Players at Under-17 mini-camp get back to basics

By Nick Cremona

The Under-17 International Development Week kicked into full-gear Saturday evening as the U.S. and Swedish National Teams practiced mini-camp style in preparation for a week chock-full of drills and scrimmages.

Like their Under-15 and Under-19 counterparts, the U.S. players are led by many of the nation’s top high school coaches. Offensive line coach Dave Walsh, who holds the same position at Booker T. Washington High School in Tulsa, Okla., wants his players to treat this week like any other team practice.

“After the first couple of days, all these guys are real close and they might as well have been playing together for years,” Walsh said. “The great thing about this week is the lasting relationships that the players and coaches foster. Camps like this are great tools for young football players.”

As soon as the players from Team USA arrived by bus at the practice field, it was time to work on their skills. After a few quick stretches, players were on the field practicing full speed. Coaches took every opportunity to emphasize fundamentals first during drills.

“I would like to work more on my technique and routes,” said Marquise Calhoun, a sophomore wide receiver from Henrietta High School in Henrietta, Texas. “Hopefully by the end of the week, we will all see improvement and have something to be proud of.”

Like Team USA, Team Sweden split into smaller groups by position, just with a few less players. Head coach Stefan Clavebring, also the coach of the Swedish U-15 National Team, knows his players may have a slight disadvantage as far as size, but he doesn’t see it as a hindrance to his team’s performance throughout the week. Sweden will have the chance to play against all three U.S. teams this week, and its players are eager to showcase their talents alongside Team USA.

“The guys don’t care so much about their size compared to Team USA,” Clavebring said. “It motivates them to work that much harder to show everyone that our players can compete. Once again, we are just here to learn and get better in the end.”

 

TRAINERS KNOW BEST   With temperatures lingering near 100 degrees during the day, it’s important for both the U.S. and Swedish trainers to keep a close eye on players’ health.

“One of the most common injuries players will suffer in the heat are cramps,” Team USA trainer Tommy Anderson said. “Lots of water is important, but also stretching and just being careful on the field helps prevent major injuries.”

 

A BIT OF HOME   When you’re more than 5,000 miles away from home, little things like having family make the trip can make all the difference. And while it’s not legal to bring food items into the States from overseas, one Swedish player still found a way to have his favorite dessert while in Austin for a week.

“In Sweden, we have a dessert called Ostkaka,” said Isak Hohn, a defensive end from Lund, Sweden. “It is a bit like what you would call cheesecake, but my mom was able to make some and share it with the team. It was good to have even though we are not in Sweden.”

 

SIBLING ASSISTANCE   Team USA coaches weren’t the only ones trying to get their point across to players during mini-camp drills. Tyree Davis — the younger brother of Sean Davis, a junior outside linebacker from Clayton High School in St. Louis — was right alongside his brother to offer input as well.

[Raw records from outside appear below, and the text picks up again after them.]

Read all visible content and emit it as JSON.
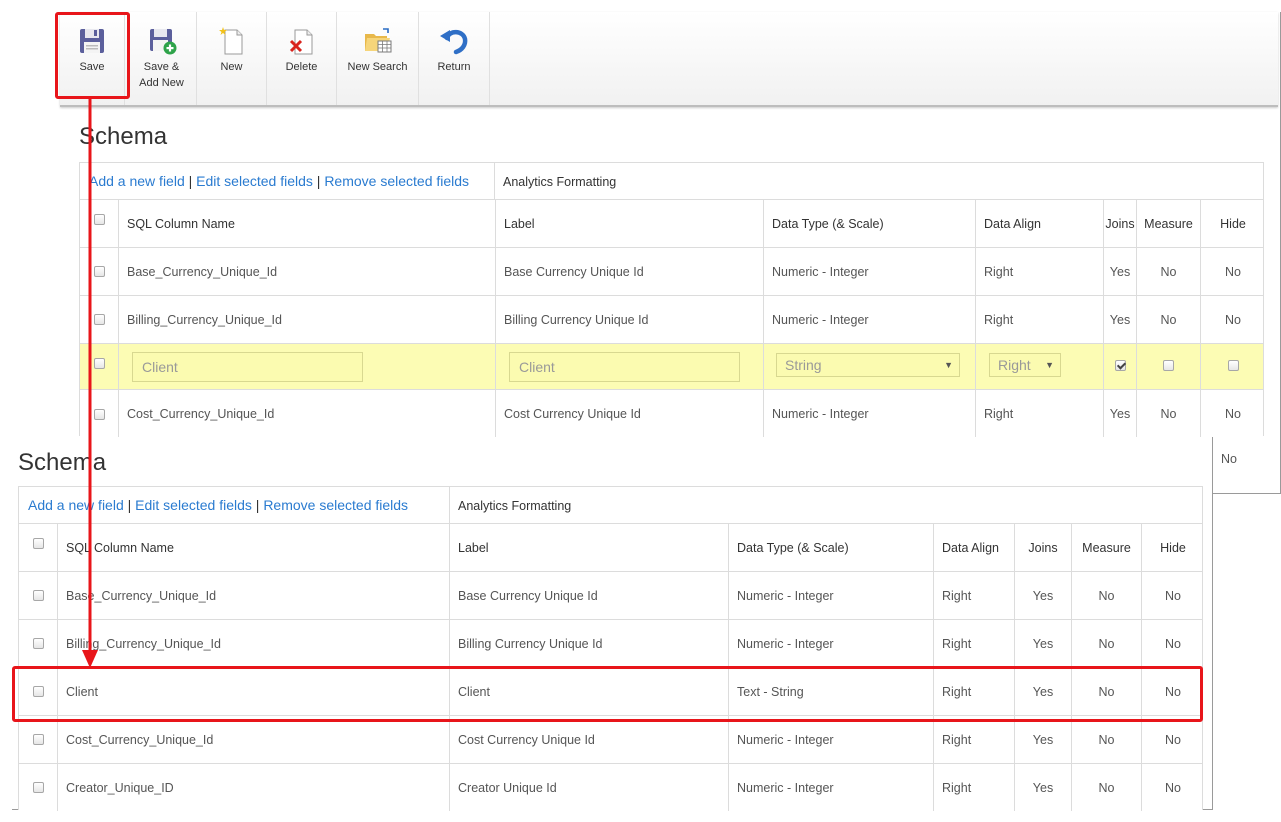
{
  "toolbar": {
    "save": "Save",
    "save_add_new_1": "Save &",
    "save_add_new_2": "Add New",
    "new": "New",
    "delete": "Delete",
    "new_search": "New Search",
    "return": "Return"
  },
  "schema_title": "Schema",
  "links": {
    "add": "Add a new field",
    "edit": "Edit selected fields",
    "remove": "Remove selected fields",
    "separator": "|",
    "analytics": "Analytics Formatting"
  },
  "columns": {
    "sql": "SQL Column Name",
    "label": "Label",
    "type": "Data Type (& Scale)",
    "align": "Data Align",
    "joins": "Joins",
    "measure": "Measure",
    "hide": "Hide"
  },
  "panel1_rows": [
    {
      "sql": "Base_Currency_Unique_Id",
      "label": "Base Currency Unique Id",
      "type": "Numeric - Integer",
      "align": "Right",
      "joins": "Yes",
      "measure": "No",
      "hide": "No"
    },
    {
      "sql": "Billing_Currency_Unique_Id",
      "label": "Billing Currency Unique Id",
      "type": "Numeric - Integer",
      "align": "Right",
      "joins": "Yes",
      "measure": "No",
      "hide": "No"
    },
    {
      "sql": "Cost_Currency_Unique_Id",
      "label": "Cost Currency Unique Id",
      "type": "Numeric - Integer",
      "align": "Right",
      "joins": "Yes",
      "measure": "No",
      "hide": "No"
    }
  ],
  "panel1_hidden_hide": "No",
  "edit_row": {
    "sql_value": "Client",
    "label_value": "Client",
    "type_value": "String",
    "align_value": "Right",
    "joins_checked": true,
    "measure_checked": false,
    "hide_checked": false
  },
  "panel2_rows": [
    {
      "sql": "Base_Currency_Unique_Id",
      "label": "Base Currency Unique Id",
      "type": "Numeric - Integer",
      "align": "Right",
      "joins": "Yes",
      "measure": "No",
      "hide": "No"
    },
    {
      "sql": "Billing_Currency_Unique_Id",
      "label": "Billing Currency Unique Id",
      "type": "Numeric - Integer",
      "align": "Right",
      "joins": "Yes",
      "measure": "No",
      "hide": "No"
    },
    {
      "sql": "Client",
      "label": "Client",
      "type": "Text - String",
      "align": "Right",
      "joins": "Yes",
      "measure": "No",
      "hide": "No"
    },
    {
      "sql": "Cost_Currency_Unique_Id",
      "label": "Cost Currency Unique Id",
      "type": "Numeric - Integer",
      "align": "Right",
      "joins": "Yes",
      "measure": "No",
      "hide": "No"
    },
    {
      "sql": "Creator_Unique_ID",
      "label": "Creator Unique Id",
      "type": "Numeric - Integer",
      "align": "Right",
      "joins": "Yes",
      "measure": "No",
      "hide": "No"
    }
  ],
  "colors": {
    "highlight": "#e8151a",
    "link": "#2a7bd0",
    "edit_row": "#fcfcb4"
  }
}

“Sean will always listen to me,” said the younger Davis. “I may not know as much as the coaches, but we always work on drills in the backyard together, and I can help sometimes. I try not to get in the way of the coaches too much.”